An NPR Book of the Year A Crime Reads Best Crime Book of 2018
A vicious murder puts Bernie Gunther on the trail of World War 2 criminals in Greece in this riveting historical thriller in Philip Kerr's New York Times bestselling series.
Munich, 1956. Bernie Gunther has a new name, a chip on his shoulder, and a dead-end career when an old friend arrives to repay a debt and encourages "Christoph Ganz" to take a job as a claims adjuster in a major German insurance company with a client in Athens, Greece.
Under the cover of his new identity, Bernie begins to investigate a claim by Siegfried Witzel, a brutish former Wehrmacht soldier who served in Greece during the war. Witzel's claimed losses are large , and, even worse, they may be the stolen spoils of Greek Jews deported to Auschwitz. But when Bernie tries to confront Witzel, he finds that someone else has gotten to him first, leaving a corpse in his place.
Enter Lieutenant Leventis, who recognizes in this case the highly grotesque style of a killer he investigated during the height of the war. Back then, a young Leventis suspected an S.S. officer whose connection to the German government made him untouchable. He's kept that man's name in his memory all these years, waiting for his second chance at justice...
Working together, Leventis and Bernie hope to put their cases--new and old--to bed. But there's a much more sinister truth to acknowledge: A killer has returned to Athens...one who may have never left.
About the Author
Philip Kerr was the New York Times bestselling author of the acclaimed Bernie Gunther novels, three of which—Field Gray, The Lady from Zagreb, and Prussian Blue—were finalists for the Edgar Award for Best Novel. Kerr also won several Shamus Awards and the British Crime Writers’ Association Ellis Peters Award for Historical Crime Fiction. Just before his death in 2018, he was made a Fellow of the Royal Society of Literature. As P.B. Kerr, he was the author of the much-loved young adult fantasy series Children of the Lamp.
Praise for Greeks Bearing Gifts "A terrifically complex tale ... a beautifully written novel by a gifted writer who has left us too soon." — Washington Post
“It doesn't take much to get swept into Gunther's latest adventure or taken in by his darkly witty commentary.” — Chicago Tribune
"Every bit as powerful and atmospheric and addictively page-turning as all the ones that came before it."— Christian Science Monitor “For bereft Kerr aficionados, this is a draught of vintage, as themes of redemption are grippingly explored." — The Guardian
“Bernie Gunther…is back — which is good news for all readers… What makes this latest Bernie book notable is how it strikes a series of authentic notes.” — The Washington Times
“Beyond Marlowe, though, there’s Bernie…Bernie’s internal demons have always provided the compelling drama in this series, and here we loyal supporters are granted a ray of hard-won hope.
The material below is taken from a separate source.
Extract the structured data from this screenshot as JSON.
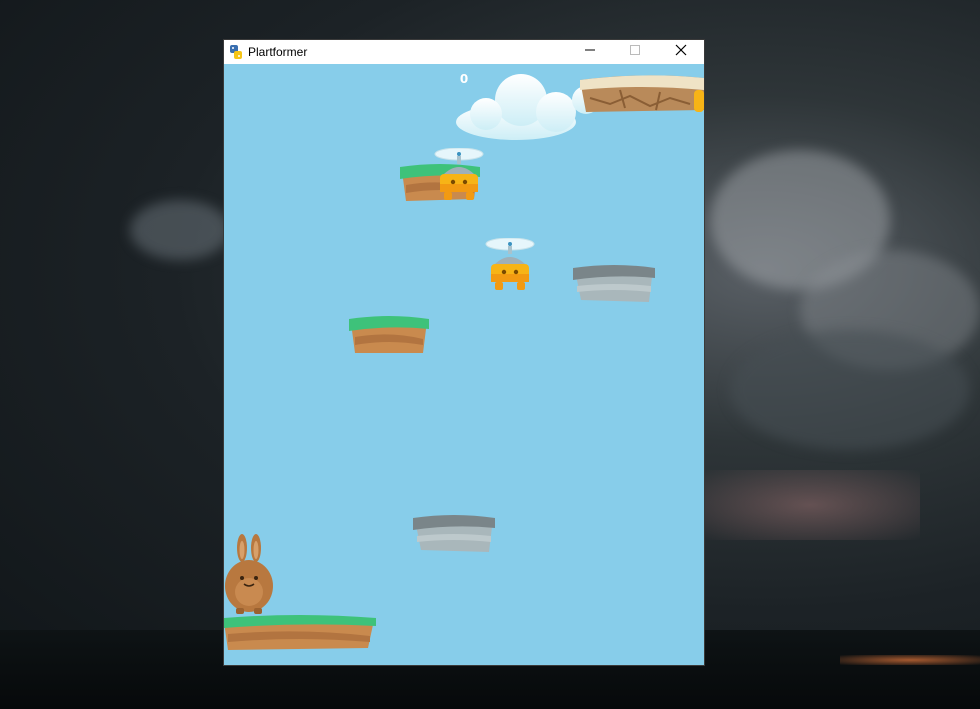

It provides a great moment in an always-riveting series.” —Booklist, starred review
“In typical top form, Kerr provides valuable insights into the times...Inspired by real people and events, the latest novel by the celebrated author of the Berlin Noir trilogy is a deep but breezy work in which even the most trustworthy characters can harbor dark secrets.”—Kirkus Review, starred review
“An outstanding historical thriller steeped in intrigue with a superb narrative, pace, and characterization.”—Library Journal, starred review
“Once again, Kerr shows Bernie contending bravely if futilely against powerful forces whose full evil becomes clear only at the end.”—Publishers Weekly
“Greeks Bearing Gifts is the 13th Bernie book, each of them a polished gem of unsentimental detective writing echoing Chandler and Hammett in spirit, if not language. … The entire series of books balances on the shoulders of Bernie Gunther, surely one of the most likable and confounding characters in modern detective fiction — or, it should be said, in contemporary English literature in general. For that is what Kerr has created, not mere formulaic genre novels, and Bernie’s moral ambiguity has a lot to do with the magnetic power of Kerr’s work.” — San Antonio Express-News